Today, many ecologists and planners strive to lift the lines that people like Randel laid down. They do this to restore, to the fullest extent possible, the habitats of plants and animals—to put the natural curves back in canalized rivers, for instance, so the waters can flow as they once did. Planners and ecologists do this to ensure that ecosystems retain or regain some of their vibrancy, health, and well-being and that we retain and regain our connections to the natural world. They do this to try to ensure that our future is biologically diverse and sustainable, that cities become more livable. Many can do this only because Randel and surveyors like him kept meticulous, valuable records.
Randel’s beautiful maps and his careful measurements have been central to two innovative projects. Rose-Redwood used Randel’s data to discover how much the grid flattened the natural contours of the island’s hills. Landscape ecologist Eric Sanderson of the Wildlife Conservation Society has used Randel’s data to create a digital version and narrative of what the island might have looked like in 1609, when Henry Hudson and the crew of the Half Moon, arrived. Sanderson’s book Mannahatta and related online project, Welikia, have catalyzed new ways of thinking about how cities evolve.
Randel was convinced he was ensuring a wonderful future for Americans and for the city of New York. By many measures, he did. There is continuity between the methods Randel used to lay down infrastructure in the nineteenth century and the emergence of the modern information infrastructure, the satellite system, which governs many aspects of modern life and of surveying. Nineteenth-century infrastructure has also become in some places its own antidote: old rail lines live as bike paths, trails through woods, or a garden wending within a cityscape. Canals live as meandering, recreational rivers. And even as the grid plan of 1811 softened the extremes of the island’s topography, smoothing some undulations, it catalyzed a different kind of elevation: buildings grew tall; people who wanted to be on the vibrant island came to live densely.
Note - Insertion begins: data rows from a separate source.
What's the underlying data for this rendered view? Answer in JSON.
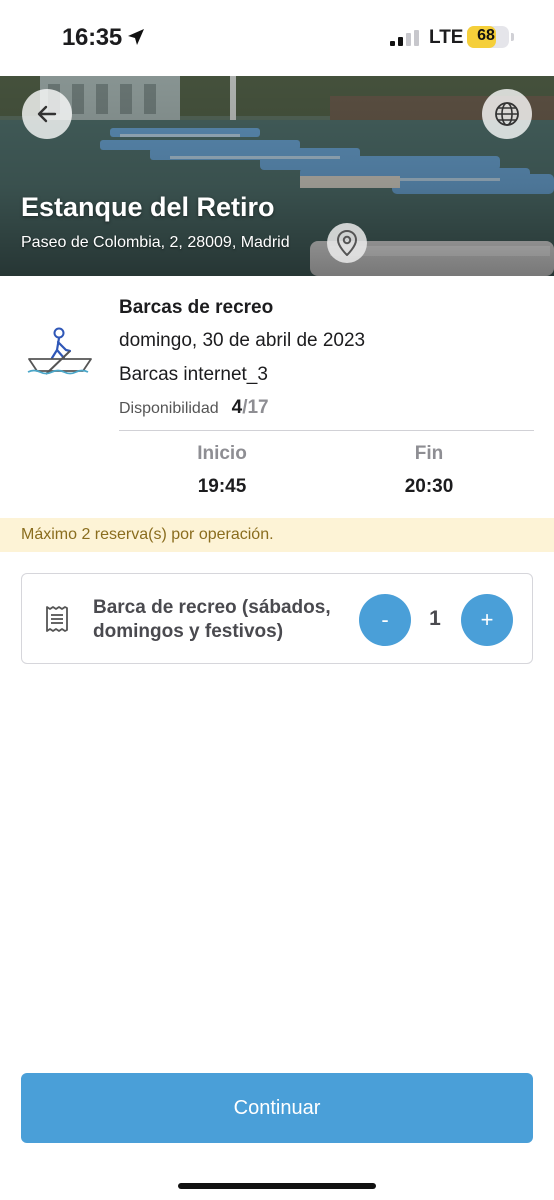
{
  "status_bar": {
    "time": "16:35",
    "network": "LTE",
    "battery": "68",
    "battery_level": 0.68
  },
  "header": {
    "title": "Estanque del Retiro",
    "address": "Paseo de Colombia, 2, 28009, Madrid",
    "back_icon": "arrow-left-icon",
    "language_icon": "globe-icon",
    "location_icon": "map-pin-icon"
  },
  "activity": {
    "icon": "rowing-boat-icon",
    "name": "Barcas de recreo",
    "date": "domingo, 30 de abril de 2023",
    "session": "Barcas internet_3",
    "availability_label": "Disponibilidad",
    "availability_now": "4",
    "availability_total": "/17",
    "start_label": "Inicio",
    "start_time": "19:45",
    "end_label": "Fin",
    "end_time": "20:30"
  },
  "notice": "Máximo 2 reserva(s) por operación.",
  "ticket": {
    "icon": "receipt-icon",
    "name": "Barca de recreo (sábados, domingos y festivos)",
    "decrement_label": "-",
    "quantity": "1",
    "increment_label": "+"
  },
  "continue_label": "Continuar",
  "colors": {
    "primary": "#4a9fd8",
    "notice_bg": "#fdf3d6",
    "notice_text": "#8a6d1e",
    "battery": "#f5cf3a"
  }
}
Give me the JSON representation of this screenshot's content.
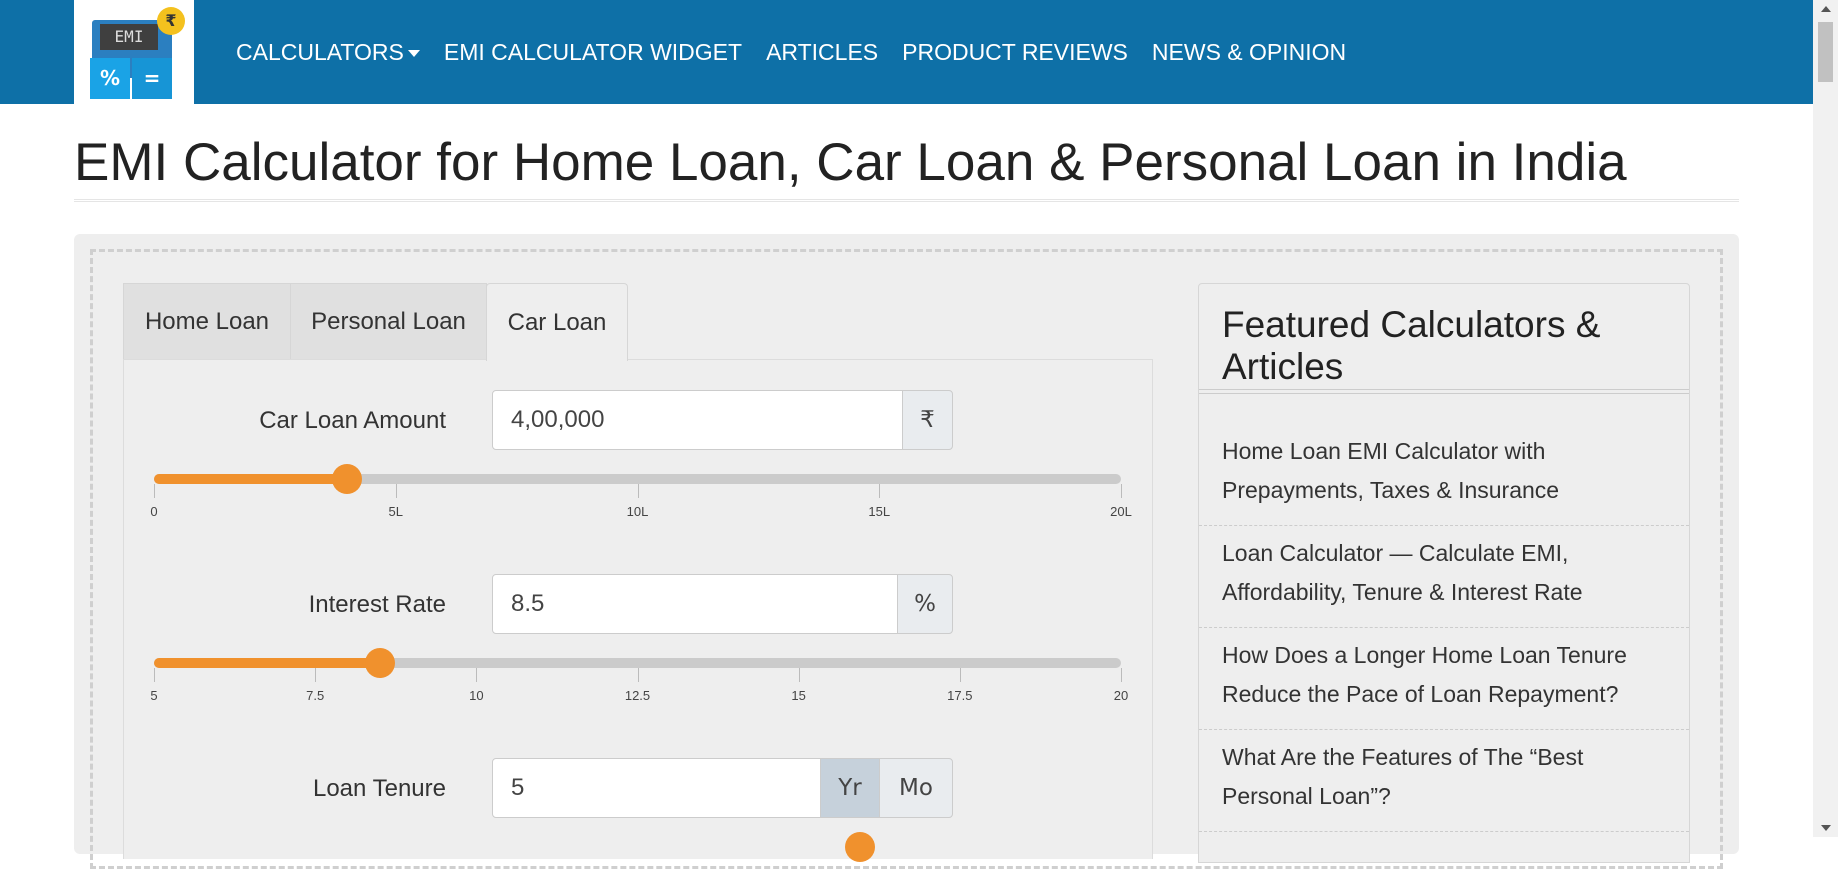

That density is leading New York City to grapple with its future in ways that resonate for people everywhere, for cities and urban areas now house more than half the world’s population.
This story of the once and future city begins at a bolt on a rock in a park on the island.